# Problem details:
Return the data verbatim, without pictures.

(Input for this task Opens)

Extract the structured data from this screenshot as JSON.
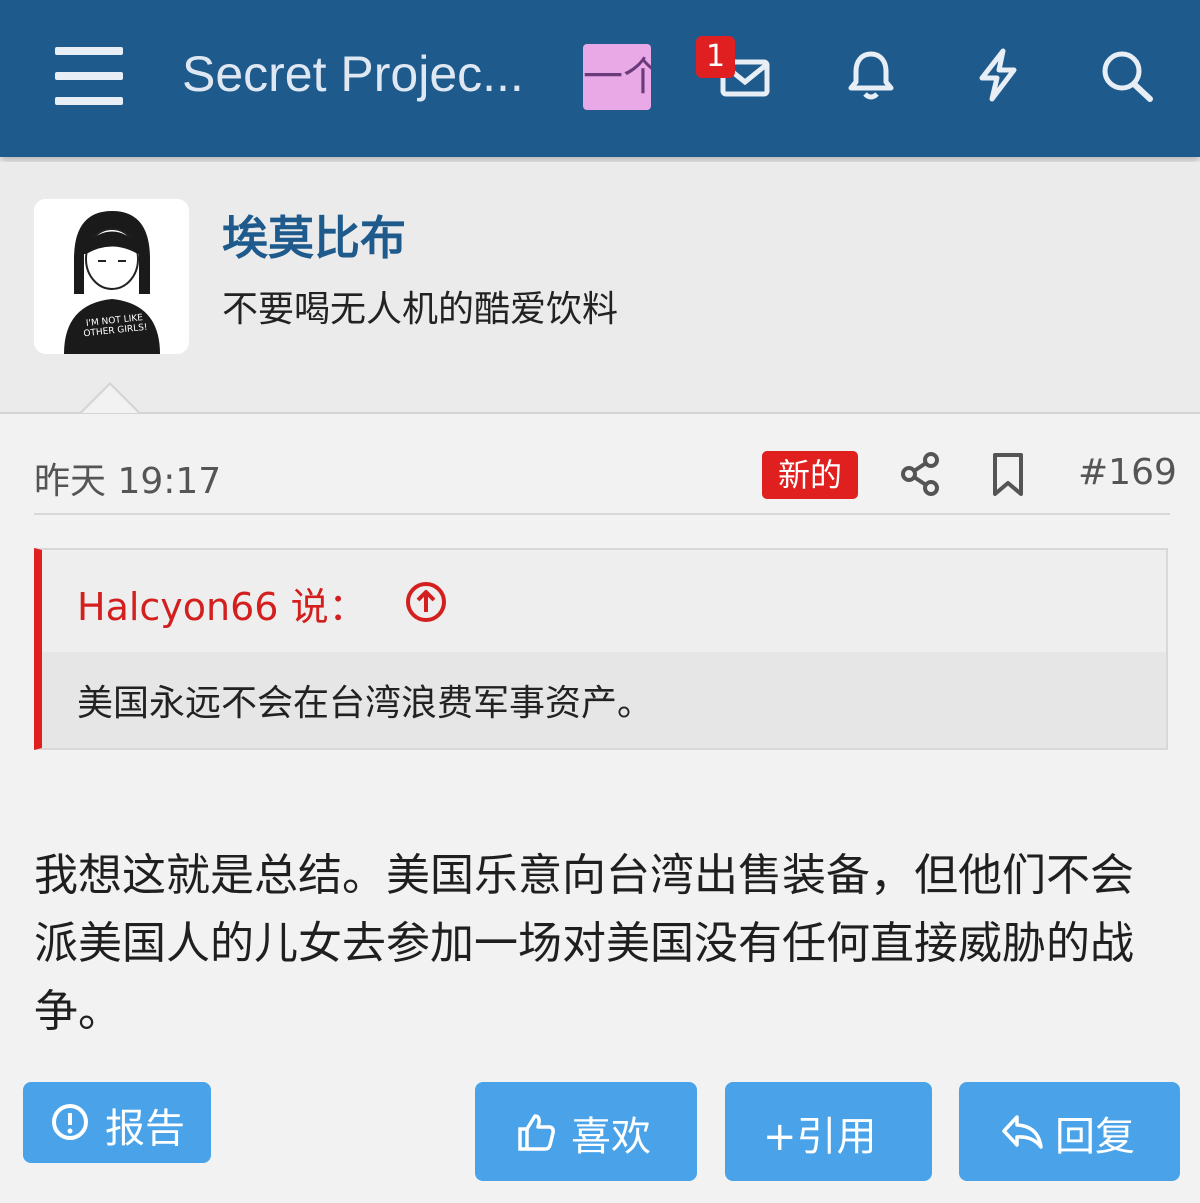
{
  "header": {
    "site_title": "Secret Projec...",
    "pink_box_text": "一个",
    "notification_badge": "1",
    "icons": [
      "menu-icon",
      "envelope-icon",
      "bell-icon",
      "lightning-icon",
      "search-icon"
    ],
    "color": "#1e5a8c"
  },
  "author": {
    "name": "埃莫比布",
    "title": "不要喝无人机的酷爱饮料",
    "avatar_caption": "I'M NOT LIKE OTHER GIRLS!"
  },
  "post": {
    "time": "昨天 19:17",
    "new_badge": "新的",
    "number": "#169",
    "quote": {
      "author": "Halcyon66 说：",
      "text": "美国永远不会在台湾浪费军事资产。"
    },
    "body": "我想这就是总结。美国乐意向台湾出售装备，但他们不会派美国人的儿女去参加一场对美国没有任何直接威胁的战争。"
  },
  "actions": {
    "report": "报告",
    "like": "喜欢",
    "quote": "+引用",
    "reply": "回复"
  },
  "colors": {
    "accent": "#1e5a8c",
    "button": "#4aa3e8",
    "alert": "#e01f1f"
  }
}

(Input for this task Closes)

# Output of the task:
Extract the structured data from this screenshot as JSON.
{
  "header": {
    "site_title": "Secret Projec...",
    "pink_box_text": "一个",
    "notification_badge": "1",
    "icons": [
      "menu-icon",
      "envelope-icon",
      "bell-icon",
      "lightning-icon",
      "search-icon"
    ],
    "color": "#1e5a8c"
  },
  "author": {
    "name": "埃莫比布",
    "title": "不要喝无人机的酷爱饮料",
    "avatar_caption": "I'M NOT LIKE OTHER GIRLS!"
  },
  "post": {
    "time": "昨天 19:17",
    "new_badge": "新的",
    "number": "#169",
    "quote": {
      "author": "Halcyon66 说：",
      "text": "美国永远不会在台湾浪费军事资产。"
    },
    "body": "我想这就是总结。美国乐意向台湾出售装备，但他们不会派美国人的儿女去参加一场对美国没有任何直接威胁的战争。"
  },
  "actions": {
    "report": "报告",
    "like": "喜欢",
    "quote": "+引用",
    "reply": "回复"
  },
  "colors": {
    "accent": "#1e5a8c",
    "button": "#4aa3e8",
    "alert": "#e01f1f"
  }
}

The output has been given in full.